--- TASK DIRECTIONS ---
An exact, complete copy of the data is all that is needed.

━━━ INPUT MATERIAL

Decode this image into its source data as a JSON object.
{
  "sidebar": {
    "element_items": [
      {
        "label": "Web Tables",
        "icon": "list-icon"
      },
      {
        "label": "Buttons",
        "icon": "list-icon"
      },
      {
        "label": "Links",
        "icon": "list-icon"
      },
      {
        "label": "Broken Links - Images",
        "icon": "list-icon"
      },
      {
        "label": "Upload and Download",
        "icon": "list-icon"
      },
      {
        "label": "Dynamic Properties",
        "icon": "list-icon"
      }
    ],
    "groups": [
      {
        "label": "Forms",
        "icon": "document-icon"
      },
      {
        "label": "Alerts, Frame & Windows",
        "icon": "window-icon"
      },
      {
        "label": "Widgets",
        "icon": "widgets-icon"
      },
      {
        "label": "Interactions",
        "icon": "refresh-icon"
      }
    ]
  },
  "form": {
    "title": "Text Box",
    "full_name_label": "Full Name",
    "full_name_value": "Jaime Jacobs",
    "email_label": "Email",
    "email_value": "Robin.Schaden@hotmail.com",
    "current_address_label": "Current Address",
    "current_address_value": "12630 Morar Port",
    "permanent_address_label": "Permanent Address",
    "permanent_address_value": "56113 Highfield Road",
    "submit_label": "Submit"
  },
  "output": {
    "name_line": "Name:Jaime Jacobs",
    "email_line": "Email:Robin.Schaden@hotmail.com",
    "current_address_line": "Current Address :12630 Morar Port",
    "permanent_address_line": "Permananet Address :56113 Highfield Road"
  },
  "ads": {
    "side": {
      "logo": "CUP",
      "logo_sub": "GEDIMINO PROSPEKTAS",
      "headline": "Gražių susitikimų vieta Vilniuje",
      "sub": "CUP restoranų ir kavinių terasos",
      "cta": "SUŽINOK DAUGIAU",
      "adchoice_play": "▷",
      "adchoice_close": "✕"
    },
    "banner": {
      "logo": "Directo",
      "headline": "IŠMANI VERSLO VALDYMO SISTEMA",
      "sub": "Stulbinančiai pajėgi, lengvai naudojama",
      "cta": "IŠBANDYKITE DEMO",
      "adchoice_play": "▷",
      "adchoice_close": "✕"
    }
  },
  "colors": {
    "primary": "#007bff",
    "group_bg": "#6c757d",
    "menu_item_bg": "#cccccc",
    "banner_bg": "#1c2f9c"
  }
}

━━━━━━

--- OUTPUT OF THE EXERCISE ---
Decode this image into its source data as a JSON object.
{
  "sidebar": {
    "element_items": [
      {
        "label": "Web Tables",
        "icon": "list-icon"
      },
      {
        "label": "Buttons",
        "icon": "list-icon"
      },
      {
        "label": "Links",
        "icon": "list-icon"
      },
      {
        "label": "Broken Links - Images",
        "icon": "list-icon"
      },
      {
        "label": "Upload and Download",
        "icon": "list-icon"
      },
      {
        "label": "Dynamic Properties",
        "icon": "list-icon"
      }
    ],
    "groups": [
      {
        "label": "Forms",
        "icon": "document-icon"
      },
      {
        "label": "Alerts, Frame & Windows",
        "icon": "window-icon"
      },
      {
        "label": "Widgets",
        "icon": "widgets-icon"
      },
      {
        "label": "Interactions",
        "icon": "refresh-icon"
      }
    ]
  },
  "form": {
    "title": "Text Box",
    "full_name_label": "Full Name",
    "full_name_value": "Jaime Jacobs",
    "email_label": "Email",
    "email_value": "Robin.Schaden@hotmail.com",
    "current_address_label": "Current Address",
    "current_address_value": "12630 Morar Port",
    "permanent_address_label": "Permanent Address",
    "permanent_address_value": "56113 Highfield Road",
    "submit_label": "Submit"
  },
  "output": {
    "name_line": "Name:Jaime Jacobs",
    "email_line": "Email:Robin.Schaden@hotmail.com",
    "current_address_line": "Current Address :12630 Morar Port",
    "permanent_address_line": "Permananet Address :56113 Highfield Road"
  },
  "ads": {
    "side": {
      "logo": "CUP",
      "logo_sub": "GEDIMINO PROSPEKTAS",
      "headline": "Gražių susitikimų vieta Vilniuje",
      "sub": "CUP restoranų ir kavinių terasos",
      "cta": "SUŽINOK DAUGIAU",
      "adchoice_play": "▷",
      "adchoice_close": "✕"
    },
    "banner": {
      "logo": "Directo",
      "headline": "IŠMANI VERSLO VALDYMO SISTEMA",
      "sub": "Stulbinančiai pajėgi, lengvai naudojama",
      "cta": "IŠBANDYKITE DEMO",
      "adchoice_play": "▷",
      "adchoice_close": "✕"
    }
  },
  "colors": {
    "primary": "#007bff",
    "group_bg": "#6c757d",
    "menu_item_bg": "#cccccc",
    "banner_bg": "#1c2f9c"
  }
}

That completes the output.